● **About this task**: Below are the entries to retype; reproduce each one exactly.

::::

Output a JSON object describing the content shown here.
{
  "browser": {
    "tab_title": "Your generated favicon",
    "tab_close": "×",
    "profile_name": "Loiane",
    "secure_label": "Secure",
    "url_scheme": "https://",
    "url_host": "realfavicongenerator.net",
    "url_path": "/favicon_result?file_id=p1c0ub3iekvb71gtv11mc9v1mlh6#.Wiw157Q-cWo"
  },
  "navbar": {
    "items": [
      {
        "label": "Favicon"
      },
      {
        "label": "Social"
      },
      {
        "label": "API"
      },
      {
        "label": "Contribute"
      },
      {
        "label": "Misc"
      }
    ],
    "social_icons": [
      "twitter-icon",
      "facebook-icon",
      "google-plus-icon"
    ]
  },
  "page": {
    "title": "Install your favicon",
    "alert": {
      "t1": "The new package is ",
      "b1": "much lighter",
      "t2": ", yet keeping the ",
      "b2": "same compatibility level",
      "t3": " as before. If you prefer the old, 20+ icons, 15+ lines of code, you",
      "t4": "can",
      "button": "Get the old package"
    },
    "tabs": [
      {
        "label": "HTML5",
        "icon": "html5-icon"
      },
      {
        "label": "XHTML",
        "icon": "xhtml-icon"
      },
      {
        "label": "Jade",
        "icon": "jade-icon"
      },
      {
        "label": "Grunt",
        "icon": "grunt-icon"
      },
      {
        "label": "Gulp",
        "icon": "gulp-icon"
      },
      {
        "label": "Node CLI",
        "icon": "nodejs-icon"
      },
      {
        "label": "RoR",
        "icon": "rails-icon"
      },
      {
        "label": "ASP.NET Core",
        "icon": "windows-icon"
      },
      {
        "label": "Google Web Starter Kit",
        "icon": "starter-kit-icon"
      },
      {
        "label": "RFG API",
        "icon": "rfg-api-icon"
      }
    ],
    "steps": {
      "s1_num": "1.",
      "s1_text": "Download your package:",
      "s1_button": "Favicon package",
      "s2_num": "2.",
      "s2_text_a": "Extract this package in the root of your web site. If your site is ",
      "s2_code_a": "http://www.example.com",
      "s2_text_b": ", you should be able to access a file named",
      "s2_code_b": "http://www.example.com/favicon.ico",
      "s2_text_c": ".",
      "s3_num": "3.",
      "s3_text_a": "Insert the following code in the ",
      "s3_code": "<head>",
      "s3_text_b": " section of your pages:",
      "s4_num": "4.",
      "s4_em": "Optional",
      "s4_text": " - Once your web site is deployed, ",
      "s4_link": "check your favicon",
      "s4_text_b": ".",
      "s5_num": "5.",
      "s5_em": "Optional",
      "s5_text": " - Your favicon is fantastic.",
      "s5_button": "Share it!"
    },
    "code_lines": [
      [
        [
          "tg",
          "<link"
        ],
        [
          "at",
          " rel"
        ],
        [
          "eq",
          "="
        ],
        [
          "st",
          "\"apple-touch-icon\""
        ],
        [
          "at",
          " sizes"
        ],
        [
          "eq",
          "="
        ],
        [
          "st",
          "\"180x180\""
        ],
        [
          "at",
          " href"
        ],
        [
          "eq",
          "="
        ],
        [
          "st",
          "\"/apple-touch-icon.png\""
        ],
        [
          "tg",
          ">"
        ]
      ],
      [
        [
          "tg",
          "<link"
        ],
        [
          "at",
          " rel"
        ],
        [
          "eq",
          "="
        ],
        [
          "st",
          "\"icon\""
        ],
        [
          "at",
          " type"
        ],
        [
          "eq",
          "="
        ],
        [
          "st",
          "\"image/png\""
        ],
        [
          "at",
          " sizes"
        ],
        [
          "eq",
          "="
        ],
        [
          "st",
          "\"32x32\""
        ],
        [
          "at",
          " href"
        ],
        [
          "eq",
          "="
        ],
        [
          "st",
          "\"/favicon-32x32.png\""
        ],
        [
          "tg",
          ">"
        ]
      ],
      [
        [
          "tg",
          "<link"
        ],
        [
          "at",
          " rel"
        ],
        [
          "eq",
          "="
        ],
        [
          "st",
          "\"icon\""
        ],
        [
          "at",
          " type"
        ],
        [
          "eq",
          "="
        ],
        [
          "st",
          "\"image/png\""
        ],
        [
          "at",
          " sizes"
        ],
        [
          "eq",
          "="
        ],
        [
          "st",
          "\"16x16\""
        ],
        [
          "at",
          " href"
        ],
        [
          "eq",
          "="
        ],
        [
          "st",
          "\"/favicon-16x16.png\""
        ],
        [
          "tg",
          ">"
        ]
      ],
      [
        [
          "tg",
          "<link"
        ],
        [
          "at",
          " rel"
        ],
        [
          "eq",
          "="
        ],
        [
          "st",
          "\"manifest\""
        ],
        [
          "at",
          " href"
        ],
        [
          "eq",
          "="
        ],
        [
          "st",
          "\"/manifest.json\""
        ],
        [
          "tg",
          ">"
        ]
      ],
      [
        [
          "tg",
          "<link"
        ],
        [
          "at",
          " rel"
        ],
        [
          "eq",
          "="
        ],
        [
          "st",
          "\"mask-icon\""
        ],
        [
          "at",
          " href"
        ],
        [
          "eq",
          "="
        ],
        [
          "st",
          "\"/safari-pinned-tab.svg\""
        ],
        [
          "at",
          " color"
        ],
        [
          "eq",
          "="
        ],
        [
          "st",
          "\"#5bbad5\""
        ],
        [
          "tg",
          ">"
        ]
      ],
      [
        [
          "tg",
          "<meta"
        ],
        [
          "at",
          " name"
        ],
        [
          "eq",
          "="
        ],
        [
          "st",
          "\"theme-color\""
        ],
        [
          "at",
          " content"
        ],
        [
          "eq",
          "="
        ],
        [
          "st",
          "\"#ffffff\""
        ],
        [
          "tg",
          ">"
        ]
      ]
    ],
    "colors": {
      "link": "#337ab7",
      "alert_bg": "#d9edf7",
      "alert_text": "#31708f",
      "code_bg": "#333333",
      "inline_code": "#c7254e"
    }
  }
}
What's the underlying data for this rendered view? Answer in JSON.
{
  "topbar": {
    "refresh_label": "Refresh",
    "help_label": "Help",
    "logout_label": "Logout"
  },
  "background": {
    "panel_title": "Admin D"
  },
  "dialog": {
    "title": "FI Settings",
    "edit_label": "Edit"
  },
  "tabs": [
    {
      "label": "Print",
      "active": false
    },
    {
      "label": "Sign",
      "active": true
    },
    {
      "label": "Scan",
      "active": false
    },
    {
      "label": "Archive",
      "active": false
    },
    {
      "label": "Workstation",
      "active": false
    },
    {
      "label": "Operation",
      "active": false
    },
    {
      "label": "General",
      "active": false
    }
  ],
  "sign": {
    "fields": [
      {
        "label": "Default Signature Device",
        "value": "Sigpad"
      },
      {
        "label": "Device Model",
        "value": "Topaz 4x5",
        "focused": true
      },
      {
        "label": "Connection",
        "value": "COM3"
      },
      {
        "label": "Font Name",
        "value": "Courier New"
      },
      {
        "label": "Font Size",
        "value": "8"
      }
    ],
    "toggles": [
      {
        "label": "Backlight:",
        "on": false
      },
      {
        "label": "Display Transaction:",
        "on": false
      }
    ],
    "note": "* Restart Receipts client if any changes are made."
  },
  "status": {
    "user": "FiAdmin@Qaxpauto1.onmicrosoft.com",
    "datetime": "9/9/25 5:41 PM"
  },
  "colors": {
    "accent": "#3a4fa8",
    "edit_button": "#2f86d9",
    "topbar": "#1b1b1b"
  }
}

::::

● **Task result**:
Output a JSON object describing the content shown here.
{
  "browser": {
    "tab_title": "Your generated favicon",
    "tab_close": "×",
    "profile_name": "Loiane",
    "secure_label": "Secure",
    "url_scheme": "https://",
    "url_host": "realfavicongenerator.net",
    "url_path": "/favicon_result?file_id=p1c0ub3iekvb71gtv11mc9v1mlh6#.Wiw157Q-cWo"
  },
  "navbar": {
    "items": [
      {
        "label": "Favicon"
      },
      {
        "label": "Social"
      },
      {
        "label": "API"
      },
      {
        "label": "Contribute"
      },
      {
        "label": "Misc"
      }
    ],
    "social_icons": [
      "twitter-icon",
      "facebook-icon",
      "google-plus-icon"
    ]
  },
  "page": {
    "title": "Install your favicon",
    "alert": {
      "t1": "The new package is ",
      "b1": "much lighter",
      "t2": ", yet keeping the ",
      "b2": "same compatibility level",
      "t3": " as before. If you prefer the old, 20+ icons, 15+ lines of code, you",
      "t4": "can",
      "button": "Get the old package"
    },
    "tabs": [
      {
        "label": "HTML5",
        "icon": "html5-icon"
      },
      {
        "label": "XHTML",
        "icon": "xhtml-icon"
      },
      {
        "label": "Jade",
        "icon": "jade-icon"
      },
      {
        "label": "Grunt",
        "icon": "grunt-icon"
      },
      {
        "label": "Gulp",
        "icon": "gulp-icon"
      },
      {
        "label": "Node CLI",
        "icon": "nodejs-icon"
      },
      {
        "label": "RoR",
        "icon": "rails-icon"
      },
      {
        "label": "ASP.NET Core",
        "icon": "windows-icon"
      },
      {
        "label": "Google Web Starter Kit",
        "icon": "starter-kit-icon"
      },
      {
        "label": "RFG API",
        "icon": "rfg-api-icon"
      }
    ],
    "steps": {
      "s1_num": "1.",
      "s1_text": "Download your package:",
      "s1_button": "Favicon package",
      "s2_num": "2.",
      "s2_text_a": "Extract this package in the root of your web site. If your site is ",
      "s2_code_a": "http://www.example.com",
      "s2_text_b": ", you should be able to access a file named",
      "s2_code_b": "http://www.example.com/favicon.ico",
      "s2_text_c": ".",
      "s3_num": "3.",
      "s3_text_a": "Insert the following code in the ",
      "s3_code": "<head>",
      "s3_text_b": " section of your pages:",
      "s4_num": "4.",
      "s4_em": "Optional",
      "s4_text": " - Once your web site is deployed, ",
      "s4_link": "check your favicon",
      "s4_text_b": ".",
      "s5_num": "5.",
      "s5_em": "Optional",
      "s5_text": " - Your favicon is fantastic.",
      "s5_button": "Share it!"
    },
    "code_lines": [
      [
        [
          "tg",
          "<link"
        ],
        [
          "at",
          " rel"
        ],
        [
          "eq",
          "="
        ],
        [
          "st",
          "\"apple-touch-icon\""
        ],
        [
          "at",
          " sizes"
        ],
        [
          "eq",
          "="
        ],
        [
          "st",
          "\"180x180\""
        ],
        [
          "at",
          " href"
        ],
        [
          "eq",
          "="
        ],
        [
          "st",
          "\"/apple-touch-icon.png\""
        ],
        [
          "tg",
          ">"
        ]
      ],
      [
        [
          "tg",
          "<link"
        ],
        [
          "at",
          " rel"
        ],
        [
          "eq",
          "="
        ],
        [
          "st",
          "\"icon\""
        ],
        [
          "at",
          " type"
        ],
        [
          "eq",
          "="
        ],
        [
          "st",
          "\"image/png\""
        ],
        [
          "at",
          " sizes"
        ],
        [
          "eq",
          "="
        ],
        [
          "st",
          "\"32x32\""
        ],
        [
          "at",
          " href"
        ],
        [
          "eq",
          "="
        ],
        [
          "st",
          "\"/favicon-32x32.png\""
        ],
        [
          "tg",
          ">"
        ]
      ],
      [
        [
          "tg",
          "<link"
        ],
        [
          "at",
          " rel"
        ],
        [
          "eq",
          "="
        ],
        [
          "st",
          "\"icon\""
        ],
        [
          "at",
          " type"
        ],
        [
          "eq",
          "="
        ],
        [
          "st",
          "\"image/png\""
        ],
        [
          "at",
          " sizes"
        ],
        [
          "eq",
          "="
        ],
        [
          "st",
          "\"16x16\""
        ],
        [
          "at",
          " href"
        ],
        [
          "eq",
          "="
        ],
        [
          "st",
          "\"/favicon-16x16.png\""
        ],
        [
          "tg",
          ">"
        ]
      ],
      [
        [
          "tg",
          "<link"
        ],
        [
          "at",
          " rel"
        ],
        [
          "eq",
          "="
        ],
        [
          "st",
          "\"manifest\""
        ],
        [
          "at",
          " href"
        ],
        [
          "eq",
          "="
        ],
        [
          "st",
          "\"/manifest.json\""
        ],
        [
          "tg",
          ">"
        ]
      ],
      [
        [
          "tg",
          "<link"
        ],
        [
          "at",
          " rel"
        ],
        [
          "eq",
          "="
        ],
        [
          "st",
          "\"mask-icon\""
        ],
        [
          "at",
          " href"
        ],
        [
          "eq",
          "="
        ],
        [
          "st",
          "\"/safari-pinned-tab.svg\""
        ],
        [
          "at",
          " color"
        ],
        [
          "eq",
          "="
        ],
        [
          "st",
          "\"#5bbad5\""
        ],
        [
          "tg",
          ">"
        ]
      ],
      [
        [
          "tg",
          "<meta"
        ],
        [
          "at",
          " name"
        ],
        [
          "eq",
          "="
        ],
        [
          "st",
          "\"theme-color\""
        ],
        [
          "at",
          " content"
        ],
        [
          "eq",
          "="
        ],
        [
          "st",
          "\"#ffffff\""
        ],
        [
          "tg",
          ">"
        ]
      ]
    ],
    "colors": {
      "link": "#337ab7",
      "alert_bg": "#d9edf7",
      "alert_text": "#31708f",
      "code_bg": "#333333",
      "inline_code": "#c7254e"
    }
  }
}
What's the underlying data for this rendered view? Answer in JSON.
{
  "topbar": {
    "refresh_label": "Refresh",
    "help_label": "Help",
    "logout_label": "Logout"
  },
  "background": {
    "panel_title": "Admin D"
  },
  "dialog": {
    "title": "FI Settings",
    "edit_label": "Edit"
  },
  "tabs": [
    {
      "label": "Print",
      "active": false
    },
    {
      "label": "Sign",
      "active": true
    },
    {
      "label": "Scan",
      "active": false
    },
    {
      "label": "Archive",
      "active": false
    },
    {
      "label": "Workstation",
      "active": false
    },
    {
      "label": "Operation",
      "active": false
    },
    {
      "label": "General",
      "active": false
    }
  ],
  "sign": {
    "fields": [
      {
        "label": "Default Signature Device",
        "value": "Sigpad"
      },
      {
        "label": "Device Model",
        "value": "Topaz 4x5",
        "focused": true
      },
      {
        "label": "Connection",
        "value": "COM3"
      },
      {
        "label": "Font Name",
        "value": "Courier New"
      },
      {
        "label": "Font Size",
        "value": "8"
      }
    ],
    "toggles": [
      {
        "label": "Backlight:",
        "on": false
      },
      {
        "label": "Display Transaction:",
        "on": false
      }
    ],
    "note": "* Restart Receipts client if any changes are made."
  },
  "status": {
    "user": "FiAdmin@Qaxpauto1.onmicrosoft.com",
    "datetime": "9/9/25 5:41 PM"
  },
  "colors": {
    "accent": "#3a4fa8",
    "edit_button": "#2f86d9",
    "topbar": "#1b1b1b"
  }
}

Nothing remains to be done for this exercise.